Additionally, using hydroquinone daily can cause an irreversible skin condition called ochronosis which causes skin to have a bluish-black pigmentation and papules (inflamed bumps on the skin). Because of these potential side effects, hydroquinone shouldn’t be used for more than five months at a time.


In contrast, cysteamine hydrochloride cream is biocompatible, well tolerated, and safe for long-term use. You can incorporate it into your daily skincare regimen for everyday use and significantly less risky results.

The Rebound Effect

The rebound effect refers to a phenomenon that occurs following the discontinuation of using certain medicines.


In the case of hydroquinone, many people who stop using it find that their hyperpigmentation returns, leaving them right back where they started.

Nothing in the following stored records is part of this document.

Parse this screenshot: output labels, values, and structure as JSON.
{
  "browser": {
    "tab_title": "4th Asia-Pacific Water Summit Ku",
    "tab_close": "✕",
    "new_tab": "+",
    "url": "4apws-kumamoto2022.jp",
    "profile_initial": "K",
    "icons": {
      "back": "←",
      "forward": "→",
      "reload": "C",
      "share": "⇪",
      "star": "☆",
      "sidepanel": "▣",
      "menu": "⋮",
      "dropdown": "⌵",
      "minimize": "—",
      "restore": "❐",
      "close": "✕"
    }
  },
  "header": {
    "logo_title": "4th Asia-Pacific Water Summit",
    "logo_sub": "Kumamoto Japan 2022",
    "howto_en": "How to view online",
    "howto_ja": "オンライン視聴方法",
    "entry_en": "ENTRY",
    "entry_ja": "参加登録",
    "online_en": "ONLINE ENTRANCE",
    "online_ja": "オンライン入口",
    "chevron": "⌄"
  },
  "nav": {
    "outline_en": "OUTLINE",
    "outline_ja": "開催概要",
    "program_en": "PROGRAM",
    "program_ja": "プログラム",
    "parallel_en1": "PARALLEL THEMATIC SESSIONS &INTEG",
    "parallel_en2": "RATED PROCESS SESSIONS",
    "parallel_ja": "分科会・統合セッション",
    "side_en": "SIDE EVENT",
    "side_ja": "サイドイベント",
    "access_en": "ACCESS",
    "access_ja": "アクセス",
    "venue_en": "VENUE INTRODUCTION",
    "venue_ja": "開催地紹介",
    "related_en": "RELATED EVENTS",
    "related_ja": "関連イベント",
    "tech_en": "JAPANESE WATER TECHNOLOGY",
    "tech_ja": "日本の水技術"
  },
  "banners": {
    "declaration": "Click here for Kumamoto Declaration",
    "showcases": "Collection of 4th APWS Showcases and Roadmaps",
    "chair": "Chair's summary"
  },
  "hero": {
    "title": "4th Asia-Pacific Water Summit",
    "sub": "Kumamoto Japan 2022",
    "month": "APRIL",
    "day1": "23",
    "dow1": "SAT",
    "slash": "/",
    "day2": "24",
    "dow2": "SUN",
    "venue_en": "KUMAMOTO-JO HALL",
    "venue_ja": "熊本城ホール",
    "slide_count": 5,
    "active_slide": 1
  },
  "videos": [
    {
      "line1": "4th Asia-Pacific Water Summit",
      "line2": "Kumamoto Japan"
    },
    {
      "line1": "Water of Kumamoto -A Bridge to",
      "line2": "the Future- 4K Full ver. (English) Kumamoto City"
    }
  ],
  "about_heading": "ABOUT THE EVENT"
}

In fact, the resulting hyperpigmentation can even return more pronounced than before.


Cysteamine doesn’t cause the rebound effect. If you decide it’s not right for you, you don’t have to worry about your skin rebounding. You can simply stop using it anytime.

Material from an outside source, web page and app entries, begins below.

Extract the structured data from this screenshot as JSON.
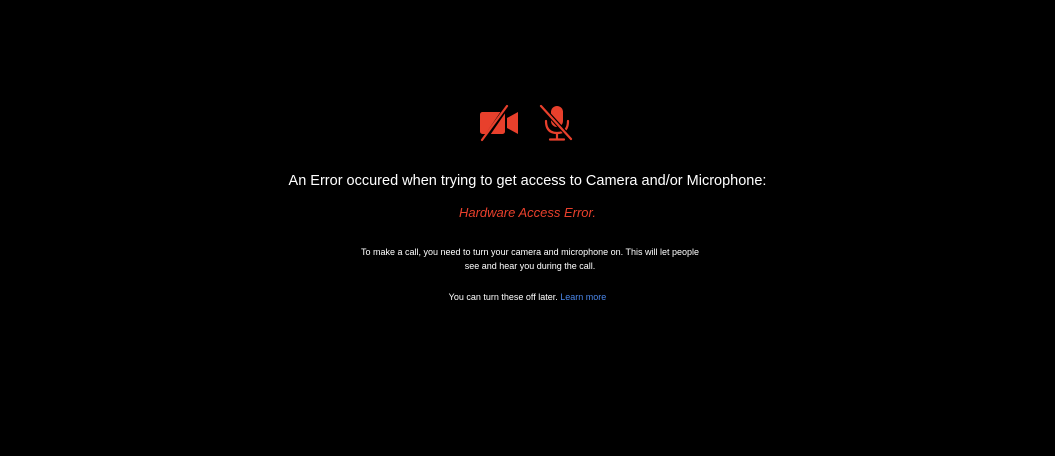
{
  "colors": {
    "background": "#000000",
    "text": "#ffffff",
    "error": "#e8402c",
    "link": "#4a86e8"
  },
  "icons": [
    "camera-off-icon",
    "microphone-off-icon"
  ],
  "error": {
    "headline": "An Error occured when trying to get access to Camera and/or Microphone:",
    "name": "Hardware Access Error."
  },
  "message": {
    "description": "To make a call, you need to turn your camera and microphone on. This will let people see and hear you during the call.",
    "footnote": "You can turn these off later.",
    "learn_more": "Learn more"
  }
}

So, while hydroquinone does work, the potential risks may not be worth it.

Prescription Requirements


In order to access hydroquinone products, you need to obtain a prescription from a doctor or dermatologist.


Cysteamine is available without a prescription. Cysteamine users love that they can replenish their supply anytime, and Senté provides an easy way to order it online from the comfort of your home.

Risk of Hypopigmentation

While hyperpigmentation refers to dark spots on the skin, hypopigmentation refers to white spots on the skin.


Hydroquinone does work, and very powerfully! Sometimes it’s too powerful, bleaching the skin so severely that it causes hypopigmentation.


Cysteamine hydrochloride cream is a much safer option because, among other reasons, it doesn’t cause white spots, even when used every day.

Current Scientific Research


Hydroquinone has shown improved results at a far quicker rate.

  • Within 4-6 weeks, dark spots may begin to fade with daily or twice-daily use.
  • Within 8-12 weeks, the best results will appear, achieving an even-looking complexion.


Because cysteamine isn’t a prescription-strength medicine, you might be assuming that it’s not efficacious. However, clinical studies have shown that it’s an extremely effective hyperpigmentation solution:

  • 71% overall reduction in brown spots in 16 weeks.
  • 94% hyperpigmentation improvement in 16 weeks.
  • 94% dark patches and dark spots less noticeable in 16 weeks.

Cysteamine has been used in skincare products for over 50 years. It’s a potent antioxidant that’s produced by skin cells.

While hydroquinone does work to provide temporary results, cysteamine has shown to be a viable long-term solution, not only among users, but in renowned clinical studies.

Skin Tones


Hydroquinone works best when used on fair skin tones, and it may actually increase hyperpigmentation on medium-to-dark skin tones.


Cysteamine hydrochloride cream is suitable for all skin tones and won’t exacerbate discoloration.

 A woman applying cream to her face

Ask Your Dermatologist About Cysteamine Today

Whether you’ve struggled with hydroquinone in the past or you’re seeking out an effective long-term solution, we invite you to try Senté Cysteamine HSA Pigment & Tone Corrector. Like all Senté skincare products, it’s clean, medical-grade, hypoallergenic, paraben-free, gluten-free, cruelty-free, and non-comedogenic. There’s no risk in trying cysteamine hydrochloride cream, and the results can be life-changing.

While hydroquinone does work, we believe cysteamine is a better option. We encourage you to continue doing your own research on the differences between these two ingredients, as well as talk with your dermatologist to make the best choices in managing your hyperpigmentation.